Dr. Shoshana Zuboff, author of ‘The Age of Surveillance Capitalism and Professor Emerita at Harvard Business School, is calling on lawmakers to criminalize Big Techs “secret extraction of behavioral data from our lives” and put their immunity from “crackpot” versions of free speech that flourish on online platforms firmly in the crosshairs, as governments around the world turn their attention to crafting new rules of the road to rein in technology giants.
“There is no such thing as cyberspace, there is no world that is somehow exempt from the charter of rights and laws that we live by in our societies,” Dr. Zuboff told IANS during a wide ranging interview, days after Facebook’s self-appointed ‘Supreme Court’ punted its decision on former US President Donald Trump’s account, locked for the last four months.
After years of letting Trump’s inflammatory rhetoric run its course, Facebook and Instagram locked his accounts on January 7, (only) when Trump was on his way out of the White House. Trump supporters planned their violent storming of the Capitol on internet platforms, including Facebook, Twitter and Parler. Beyond the shiny object of Trump’s account, urgent questions now loom in the US and elsewhere-about the ultimate currency of targeted online advertising which is the uninhibited collection and subsequent juicing of consumers’ behavioural data.
In the US, pressure is also intensifying to strip online platforms of special immunity carved out for companies 25 years ago. Under Section 230 of the 1996 Communications Decency Act, internet companies in the U.S. are generally exempt from liability for the material users post on their platforms. Section 230 states that “no provider or user of an interactive computer service shall be treated as the publisher or speaker of any information provided by another information content provider.”

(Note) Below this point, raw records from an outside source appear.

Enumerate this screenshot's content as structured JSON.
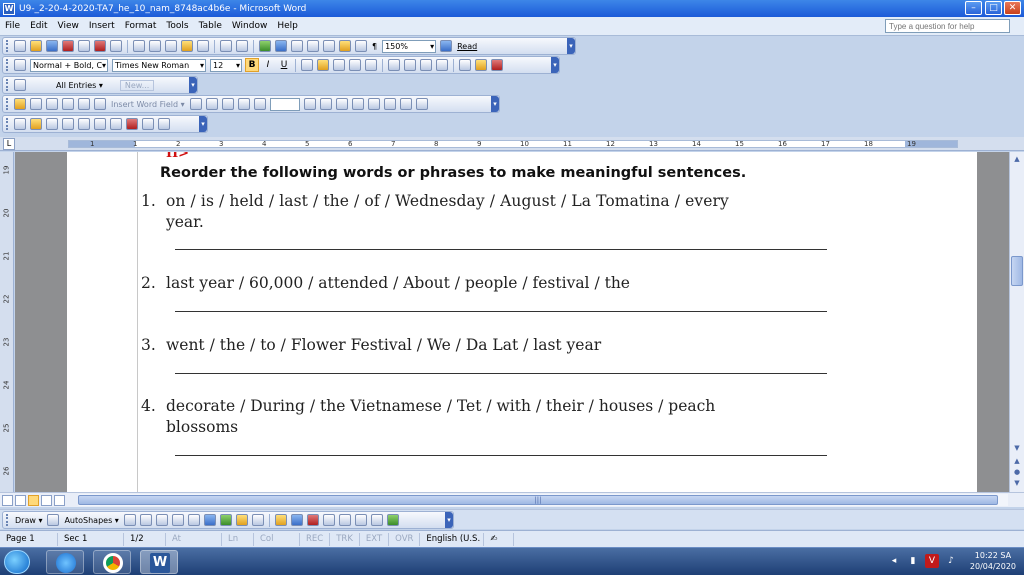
{
  "window": {
    "title": "U9-_2-20-4-2020-TA7_he_10_nam_8748ac4b6e - Microsoft Word",
    "min": "–",
    "max": "□",
    "close": "✕"
  },
  "menu": {
    "items": [
      "File",
      "Edit",
      "View",
      "Insert",
      "Format",
      "Tools",
      "Table",
      "Window",
      "Help"
    ],
    "help_placeholder": "Type a question for help"
  },
  "standard_toolbar": {
    "zoom": "150%",
    "read_label": "Read"
  },
  "formatting_toolbar": {
    "style": "Normal + Bold, C",
    "font": "Times New Roman",
    "size": "12",
    "bold": "B",
    "italic": "I",
    "underline": "U"
  },
  "autotext_toolbar": {
    "entries_label": "All Entries ▾",
    "new_label": "New..."
  },
  "mailmerge_toolbar": {
    "insert_word_field": "Insert Word Field ▾"
  },
  "document": {
    "red_mark": "II>",
    "heading": "Reorder the following words or phrases to make meaningful sentences.",
    "items": [
      {
        "num": "1.",
        "line1": "on / is / held / last / the / of / Wednesday / August  / La Tomatina / every",
        "line2": "year."
      },
      {
        "num": "2.",
        "line1": "last year / 60,000 / attended / About / people / festival / the",
        "line2": ""
      },
      {
        "num": "3.",
        "line1": "went / the / to / Flower Festival / We / Da Lat / last year",
        "line2": ""
      },
      {
        "num": "4.",
        "line1": "decorate / During / the Vietnamese / Tet / with / their / houses / peach",
        "line2": "blossoms"
      }
    ]
  },
  "ruler": {
    "h_numbers": [
      "1",
      "1",
      "2",
      "3",
      "4",
      "5",
      "6",
      "7",
      "8",
      "9",
      "10",
      "11",
      "12",
      "13",
      "14",
      "15",
      "16",
      "17",
      "18",
      "19"
    ],
    "v_numbers": [
      "19",
      "20",
      "21",
      "22",
      "23",
      "24",
      "25",
      "26"
    ]
  },
  "drawing_toolbar": {
    "draw_label": "Draw ▾",
    "autoshapes_label": "AutoShapes ▾"
  },
  "status": {
    "page": "Page 1",
    "sec": "Sec 1",
    "pages": "1/2",
    "at": "At",
    "ln": "Ln",
    "col": "Col",
    "rec": "REC",
    "trk": "TRK",
    "ext": "EXT",
    "ovr": "OVR",
    "lang": "English (U.S."
  },
  "taskbar": {
    "time": "10:22 SA",
    "date": "20/04/2020"
  },
  "colors": {
    "title_bar": "#2a64d8",
    "word_accent": "#2b579a",
    "heading_red": "#d01010"
  }
}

After chilling details emerged in the charging documents for the January 6 attack on the US Capitol, hostility towards Big Tech’s harms has increasingly become a bipartisan political phenomenon. Yet, America remains a “laggard” in Big Tech regulation, says Zuboff, echoing the broad consensus among tech policy mavens. Lawmakers in Europe and now increasingly other countries like Australia are outpacing their American counterparts.
Zuboff frames the current moment as an “opportunity” to construct a coherent vision of what a digital and democratic society and future would look like.
“And the first place we start is that we have to recognize that surveillance capitalism has really prosecuted the wholesale destruction of privacy,” Zuboff said.
Through Zuboff’s lens, all the work done till now on privacy is “not enough to keep us safe in this new world.” The way to begin reclaiming lost ground, according to Zuboff, is to first identify “the goal state” of human rights in the digital public square and work “backwards” from there.
“Every conversation about data is already a conversation that has lost the war, because a lot of the data that we’re arguing about shouldn’t exist in the first place. Unless, individuals have decided that it should exist or unless democracy has,” says Zuboff. “It’s a downstream battle.”
Zuboff makes the case that the traditional objectives of capitalism cannot be realised without social relations surveillance which turns our lives into behavioural data, often in deviant ways.
Zuboff wants lawmakers to focus their legislative creativity on the “upstream” problem – the gap between “what we can know and what companies know about us, between what we can do and what can be done to us” through the knowledge that algorithms amass at population scale.
“This really has become a private surveillance state. It’s not the surveillance state that (George) Orwell feared. It’s a surveillance state owned and operated by private capital.” Zuboff terms the mechanics of extraction a violation of “elemental epistemic rights.”
Asked about how Europe, Australia and India are wading into stronger regulatory roles at the intersection of media and tech platforms, Zuboff points to two regulatory proposals in Europe – the Digital Services Act and the Digital Markets Act – “which shift the trajectory of the Titanic so we’re no longer heading toward the anti-democratic iceberg of surveillance capitalism.”
“We need to be able to confront extraction head on. And we need to have laws that make this kind of secret extraction illegal, simply criminalise it,” she said.
Zuboff describes targeted online advertising as the “first markets that traded human futures” via the foundational architecture of Google’s “first globally successful predictive product” – the click through rate. “And that was the basis for online targeted advertising which is based on advertisers bidding on what ads we will click on and the likelihood that we will click through to their websites and buy their wares or services.”
On the demand side, markets that commodify human behaviour and trade in human behaviour should be “outlawed”, says Zuboff.
“We never agreed to it. And there is almost no law to contain it, and yet if you fundamentally described this process to any child you say ‘hey, somebody took from me without asking, now they’re selling it and they’re using it to make money for themselves, what should I do?’, that child will say they stole something from you. You should call the police.”
(Nikhila Natarajan is on Twitter @byniknat)